The story does not explain that mice without BACE1 have a number of other signs of brain deterioration, show signs of hyperactivity and are prone to long-term depression. The story notes that BACE1 inhibitors are being tested in humans but skips over the fact that at least two clinical trials in humans using BACE1 inhibitors were stopped due to liver toxicity, and that other studies were stopped early due to unspecified, unacceptable side effects.
On the plus side, the story describes how the research was performed and notes that “researchers urge caution with the results as many Alzheimer’s discoveries seem to hold true in mice, then fail in people.” It also quotes a researcher who said that it’s unlikely BACE1 inhibitors would totally halt enzyme production in humans even though the gene that produces the enzyme was deleted in mice.
Those are important points that contradict the overall excitement embedded in the rest of the story, but they don’t arrive until the fifth paragraph.
Near the top of the story we are told: “The deletion of just a single enzyme saw the near total reversal of the deposition of amyloid plaques found in brains of those with Alzheimer’s, improving cognitive functions in the mouse subjects.”

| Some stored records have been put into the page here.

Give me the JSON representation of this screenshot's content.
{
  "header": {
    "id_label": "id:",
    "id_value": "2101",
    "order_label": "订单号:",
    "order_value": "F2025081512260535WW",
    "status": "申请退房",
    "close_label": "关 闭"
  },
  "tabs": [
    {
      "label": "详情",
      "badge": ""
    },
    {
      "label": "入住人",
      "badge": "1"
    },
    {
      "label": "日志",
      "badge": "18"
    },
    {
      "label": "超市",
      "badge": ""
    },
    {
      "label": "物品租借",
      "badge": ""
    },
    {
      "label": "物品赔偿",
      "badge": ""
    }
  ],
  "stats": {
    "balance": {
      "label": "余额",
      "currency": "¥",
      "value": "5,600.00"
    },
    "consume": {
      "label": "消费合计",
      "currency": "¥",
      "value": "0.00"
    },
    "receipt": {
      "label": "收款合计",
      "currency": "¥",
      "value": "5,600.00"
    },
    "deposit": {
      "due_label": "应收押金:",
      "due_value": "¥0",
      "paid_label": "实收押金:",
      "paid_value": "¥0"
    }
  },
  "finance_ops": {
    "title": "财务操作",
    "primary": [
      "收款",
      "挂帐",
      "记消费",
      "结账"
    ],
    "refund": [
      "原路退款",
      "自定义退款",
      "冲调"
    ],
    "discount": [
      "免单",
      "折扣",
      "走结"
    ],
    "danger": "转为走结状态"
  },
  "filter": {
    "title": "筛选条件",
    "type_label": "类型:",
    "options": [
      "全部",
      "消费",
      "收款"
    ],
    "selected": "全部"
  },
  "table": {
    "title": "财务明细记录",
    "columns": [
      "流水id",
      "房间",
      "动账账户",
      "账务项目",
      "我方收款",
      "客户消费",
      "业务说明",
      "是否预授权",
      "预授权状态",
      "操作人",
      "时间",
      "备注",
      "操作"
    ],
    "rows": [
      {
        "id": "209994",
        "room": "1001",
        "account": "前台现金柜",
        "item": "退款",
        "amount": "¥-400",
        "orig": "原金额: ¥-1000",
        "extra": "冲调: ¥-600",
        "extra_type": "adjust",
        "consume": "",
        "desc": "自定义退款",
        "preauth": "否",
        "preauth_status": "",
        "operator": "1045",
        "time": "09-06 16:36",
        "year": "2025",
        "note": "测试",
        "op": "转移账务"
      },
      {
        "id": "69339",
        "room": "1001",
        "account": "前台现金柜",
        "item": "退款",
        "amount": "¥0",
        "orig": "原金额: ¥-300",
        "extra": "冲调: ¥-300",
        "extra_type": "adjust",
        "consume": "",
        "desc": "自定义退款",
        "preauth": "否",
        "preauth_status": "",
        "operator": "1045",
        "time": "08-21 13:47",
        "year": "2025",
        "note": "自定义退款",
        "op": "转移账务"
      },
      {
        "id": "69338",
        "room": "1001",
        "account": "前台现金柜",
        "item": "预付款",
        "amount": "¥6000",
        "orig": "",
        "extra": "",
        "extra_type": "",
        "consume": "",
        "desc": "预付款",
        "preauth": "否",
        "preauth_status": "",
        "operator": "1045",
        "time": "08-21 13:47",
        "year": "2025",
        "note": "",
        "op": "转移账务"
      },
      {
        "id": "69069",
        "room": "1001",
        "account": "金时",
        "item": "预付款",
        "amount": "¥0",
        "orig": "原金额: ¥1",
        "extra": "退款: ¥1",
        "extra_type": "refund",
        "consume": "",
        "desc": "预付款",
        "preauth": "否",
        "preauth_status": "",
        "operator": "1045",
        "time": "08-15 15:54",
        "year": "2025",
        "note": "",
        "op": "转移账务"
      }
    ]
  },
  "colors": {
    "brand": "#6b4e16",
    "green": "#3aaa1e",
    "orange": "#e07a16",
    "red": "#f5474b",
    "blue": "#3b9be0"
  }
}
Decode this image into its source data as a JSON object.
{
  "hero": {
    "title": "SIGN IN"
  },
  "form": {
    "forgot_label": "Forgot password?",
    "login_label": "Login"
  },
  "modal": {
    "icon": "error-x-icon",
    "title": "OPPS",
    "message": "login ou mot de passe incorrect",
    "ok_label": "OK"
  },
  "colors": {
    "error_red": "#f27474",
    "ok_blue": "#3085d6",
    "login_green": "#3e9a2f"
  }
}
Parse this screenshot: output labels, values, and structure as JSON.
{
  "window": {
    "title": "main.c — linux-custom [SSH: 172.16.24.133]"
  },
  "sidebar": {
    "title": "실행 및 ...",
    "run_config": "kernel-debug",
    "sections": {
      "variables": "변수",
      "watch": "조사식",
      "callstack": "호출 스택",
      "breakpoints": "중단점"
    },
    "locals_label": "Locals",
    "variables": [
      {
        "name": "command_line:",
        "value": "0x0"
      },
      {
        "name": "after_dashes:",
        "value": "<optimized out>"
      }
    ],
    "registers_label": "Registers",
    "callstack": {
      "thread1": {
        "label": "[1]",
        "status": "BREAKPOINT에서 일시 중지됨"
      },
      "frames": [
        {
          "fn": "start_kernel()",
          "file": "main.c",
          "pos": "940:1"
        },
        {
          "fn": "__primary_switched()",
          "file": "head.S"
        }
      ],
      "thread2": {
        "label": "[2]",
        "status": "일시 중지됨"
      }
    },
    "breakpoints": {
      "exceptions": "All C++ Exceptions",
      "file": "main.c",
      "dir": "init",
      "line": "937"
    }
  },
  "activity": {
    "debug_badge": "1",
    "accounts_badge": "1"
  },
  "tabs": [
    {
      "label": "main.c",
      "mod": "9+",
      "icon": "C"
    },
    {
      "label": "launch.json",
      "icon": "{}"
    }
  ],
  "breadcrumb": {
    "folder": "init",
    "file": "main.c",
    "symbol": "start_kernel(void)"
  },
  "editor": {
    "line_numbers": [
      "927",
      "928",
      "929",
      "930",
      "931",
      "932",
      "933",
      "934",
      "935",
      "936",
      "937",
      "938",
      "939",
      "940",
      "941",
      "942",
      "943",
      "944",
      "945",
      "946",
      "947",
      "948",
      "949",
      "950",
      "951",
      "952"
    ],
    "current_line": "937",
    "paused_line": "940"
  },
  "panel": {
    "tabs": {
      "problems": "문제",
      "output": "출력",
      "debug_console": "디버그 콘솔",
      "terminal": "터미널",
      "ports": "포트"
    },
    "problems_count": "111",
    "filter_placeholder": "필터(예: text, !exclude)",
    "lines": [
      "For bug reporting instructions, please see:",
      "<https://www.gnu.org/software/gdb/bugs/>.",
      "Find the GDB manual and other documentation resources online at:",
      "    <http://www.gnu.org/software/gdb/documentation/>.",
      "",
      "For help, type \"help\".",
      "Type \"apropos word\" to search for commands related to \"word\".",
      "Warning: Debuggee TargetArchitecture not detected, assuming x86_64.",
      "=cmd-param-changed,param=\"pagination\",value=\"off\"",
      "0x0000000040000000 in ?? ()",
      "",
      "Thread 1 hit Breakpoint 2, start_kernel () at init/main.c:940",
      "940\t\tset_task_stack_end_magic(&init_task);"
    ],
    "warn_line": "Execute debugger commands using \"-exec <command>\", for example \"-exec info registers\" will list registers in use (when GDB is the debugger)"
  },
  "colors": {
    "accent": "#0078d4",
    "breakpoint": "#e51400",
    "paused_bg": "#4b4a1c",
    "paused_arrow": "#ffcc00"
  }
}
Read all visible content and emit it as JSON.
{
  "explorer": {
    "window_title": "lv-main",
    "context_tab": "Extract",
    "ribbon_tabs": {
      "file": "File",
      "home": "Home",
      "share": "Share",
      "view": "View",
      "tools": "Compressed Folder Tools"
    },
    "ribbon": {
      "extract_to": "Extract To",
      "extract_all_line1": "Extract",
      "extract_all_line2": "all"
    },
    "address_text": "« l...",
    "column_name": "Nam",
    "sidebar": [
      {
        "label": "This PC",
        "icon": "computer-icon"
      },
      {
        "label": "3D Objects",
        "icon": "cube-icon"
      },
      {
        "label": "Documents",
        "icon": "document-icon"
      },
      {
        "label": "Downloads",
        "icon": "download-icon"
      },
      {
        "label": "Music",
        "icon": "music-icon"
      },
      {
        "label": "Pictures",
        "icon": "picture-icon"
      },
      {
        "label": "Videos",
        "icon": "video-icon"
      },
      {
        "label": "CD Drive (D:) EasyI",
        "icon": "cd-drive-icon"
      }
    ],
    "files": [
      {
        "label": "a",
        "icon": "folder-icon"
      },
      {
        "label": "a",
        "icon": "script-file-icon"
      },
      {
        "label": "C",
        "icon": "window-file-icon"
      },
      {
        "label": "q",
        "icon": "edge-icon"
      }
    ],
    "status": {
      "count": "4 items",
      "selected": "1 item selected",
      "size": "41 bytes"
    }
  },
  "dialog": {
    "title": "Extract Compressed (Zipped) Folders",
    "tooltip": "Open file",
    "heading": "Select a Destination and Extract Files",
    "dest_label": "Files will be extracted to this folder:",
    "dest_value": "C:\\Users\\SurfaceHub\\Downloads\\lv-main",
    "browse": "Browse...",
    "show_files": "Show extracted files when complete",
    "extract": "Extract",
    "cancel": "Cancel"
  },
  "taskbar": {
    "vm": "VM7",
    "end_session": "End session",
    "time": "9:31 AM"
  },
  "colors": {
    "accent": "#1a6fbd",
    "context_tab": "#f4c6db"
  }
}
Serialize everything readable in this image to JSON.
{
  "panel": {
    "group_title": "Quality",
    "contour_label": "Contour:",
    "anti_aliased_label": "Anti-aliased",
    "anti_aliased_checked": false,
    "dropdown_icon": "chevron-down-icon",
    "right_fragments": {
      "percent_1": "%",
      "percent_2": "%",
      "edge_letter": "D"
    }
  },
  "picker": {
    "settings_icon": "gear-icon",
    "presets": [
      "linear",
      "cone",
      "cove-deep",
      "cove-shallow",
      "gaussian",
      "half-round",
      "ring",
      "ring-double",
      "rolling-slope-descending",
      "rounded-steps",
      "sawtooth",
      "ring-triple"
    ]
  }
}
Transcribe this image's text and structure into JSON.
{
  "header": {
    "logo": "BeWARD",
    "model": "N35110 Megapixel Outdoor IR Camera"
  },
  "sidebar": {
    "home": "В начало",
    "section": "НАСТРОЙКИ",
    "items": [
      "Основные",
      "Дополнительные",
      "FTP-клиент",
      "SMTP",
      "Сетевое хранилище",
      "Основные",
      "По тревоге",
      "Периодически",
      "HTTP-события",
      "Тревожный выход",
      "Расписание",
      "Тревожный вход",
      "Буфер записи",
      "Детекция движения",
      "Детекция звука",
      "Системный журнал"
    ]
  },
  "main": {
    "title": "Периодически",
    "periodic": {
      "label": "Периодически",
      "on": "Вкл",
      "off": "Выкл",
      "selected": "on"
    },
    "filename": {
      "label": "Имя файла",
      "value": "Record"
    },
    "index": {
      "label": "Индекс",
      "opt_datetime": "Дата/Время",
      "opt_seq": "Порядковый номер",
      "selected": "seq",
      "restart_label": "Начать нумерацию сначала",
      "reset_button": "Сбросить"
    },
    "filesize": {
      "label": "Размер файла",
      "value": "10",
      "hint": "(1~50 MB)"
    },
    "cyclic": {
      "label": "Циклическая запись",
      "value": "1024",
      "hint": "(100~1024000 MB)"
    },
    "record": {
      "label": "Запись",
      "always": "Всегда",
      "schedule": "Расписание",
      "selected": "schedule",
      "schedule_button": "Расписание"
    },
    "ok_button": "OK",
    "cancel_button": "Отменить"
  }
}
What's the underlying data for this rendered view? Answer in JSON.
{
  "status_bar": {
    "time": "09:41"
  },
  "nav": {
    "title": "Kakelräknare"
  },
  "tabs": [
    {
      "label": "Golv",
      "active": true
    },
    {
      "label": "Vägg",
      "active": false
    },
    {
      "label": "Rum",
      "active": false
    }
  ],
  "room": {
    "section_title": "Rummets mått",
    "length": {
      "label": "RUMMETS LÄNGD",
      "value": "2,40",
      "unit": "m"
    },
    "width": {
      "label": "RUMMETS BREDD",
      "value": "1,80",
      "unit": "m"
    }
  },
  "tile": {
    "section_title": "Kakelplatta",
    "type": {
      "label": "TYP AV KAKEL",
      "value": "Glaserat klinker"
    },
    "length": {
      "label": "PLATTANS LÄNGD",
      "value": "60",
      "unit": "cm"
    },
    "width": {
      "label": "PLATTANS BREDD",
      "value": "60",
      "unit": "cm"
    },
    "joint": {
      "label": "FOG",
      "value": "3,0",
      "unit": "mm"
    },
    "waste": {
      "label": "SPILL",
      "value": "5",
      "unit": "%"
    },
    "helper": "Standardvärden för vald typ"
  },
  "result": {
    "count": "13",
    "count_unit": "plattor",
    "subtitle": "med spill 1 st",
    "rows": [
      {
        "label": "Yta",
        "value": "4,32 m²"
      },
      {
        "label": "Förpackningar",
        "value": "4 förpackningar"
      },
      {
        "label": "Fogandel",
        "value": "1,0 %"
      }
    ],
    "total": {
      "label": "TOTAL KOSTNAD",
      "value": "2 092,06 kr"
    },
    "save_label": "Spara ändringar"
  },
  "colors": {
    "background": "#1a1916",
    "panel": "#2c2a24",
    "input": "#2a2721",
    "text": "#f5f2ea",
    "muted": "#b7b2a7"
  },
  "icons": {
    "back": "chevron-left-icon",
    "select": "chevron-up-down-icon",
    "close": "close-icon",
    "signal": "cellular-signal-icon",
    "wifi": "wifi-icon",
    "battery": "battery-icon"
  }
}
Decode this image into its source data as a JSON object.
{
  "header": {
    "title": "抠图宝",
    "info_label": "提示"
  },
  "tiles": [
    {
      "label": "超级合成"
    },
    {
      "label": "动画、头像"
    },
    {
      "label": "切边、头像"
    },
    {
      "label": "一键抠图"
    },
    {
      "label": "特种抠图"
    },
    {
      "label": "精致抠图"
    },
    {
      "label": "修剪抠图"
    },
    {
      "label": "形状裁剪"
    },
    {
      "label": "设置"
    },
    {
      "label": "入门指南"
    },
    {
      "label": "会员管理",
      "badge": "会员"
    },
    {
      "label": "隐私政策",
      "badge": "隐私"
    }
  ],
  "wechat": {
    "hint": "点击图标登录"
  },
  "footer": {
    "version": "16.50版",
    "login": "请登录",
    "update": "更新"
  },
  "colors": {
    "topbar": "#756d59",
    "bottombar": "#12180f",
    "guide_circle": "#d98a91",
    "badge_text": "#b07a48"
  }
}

The story did not explain that depleting a marker of Alzheimer’s—the amyloid plaques — is not the same as reversing the disease. The story also leaves out the small size of behavioral benefits observed in the study, which could have been used to explain how a single molecular “fix” may not lead to a benefit. Supporting that concern is Merck’s recent statement that it was halting its BACE 1 trial because of a lack of benefit. That statement wasn’t mentioned in the story.
The story does not do any disease-mongering, but it would have been stronger if it provided data about how many people have Alzheimer’s. It is accompanied by a video that gives some information about Alzheimer’s, such as it’s the most common cause of dementia.
The story has only one source: Riqiang Yan, PhD, who was one of the study’s authors. There are no conflicts identified in the story, and none identified in the study.
The story does not explicitly state there is no cure for Alzheimer’s, and it doesn’t discuss current drug treatments for Alzheimer’s symptoms or other approaches being studied as treatments for Alzheimer’s.
The story explains that the study was done in mice and notes that there are BACE1 inhibitors being tested in humans. It also mentions that researchers “are currently in phase II and, in some cases, phase III clinical trials for the various compounds,” although with no description of what that means in terms of the timeline for drug development.
We would have liked more information on how long it will take for results of these studies to become available, and a caution that an actual treatment is years off at best.
The story makes the approach sound more novel than it really is. What the study showed—for the first time—was that amyloid deposits could be reversed in mice that were bred to slowly stop producing the BACE1 enzyme. Research on BACE1 inhibitors has been going on for years.
The story doesn’t offer much more than what appeared in a news release, although it uses independent quotes obtained from Dr. Yan.
The story echos some of the news release’s hyperbolic language, including the word “hope.” We’re left to wonder the source of the story’s opening word, “remarkable.” The word “remarkably” was used in both the news release and the study to describe certain findings.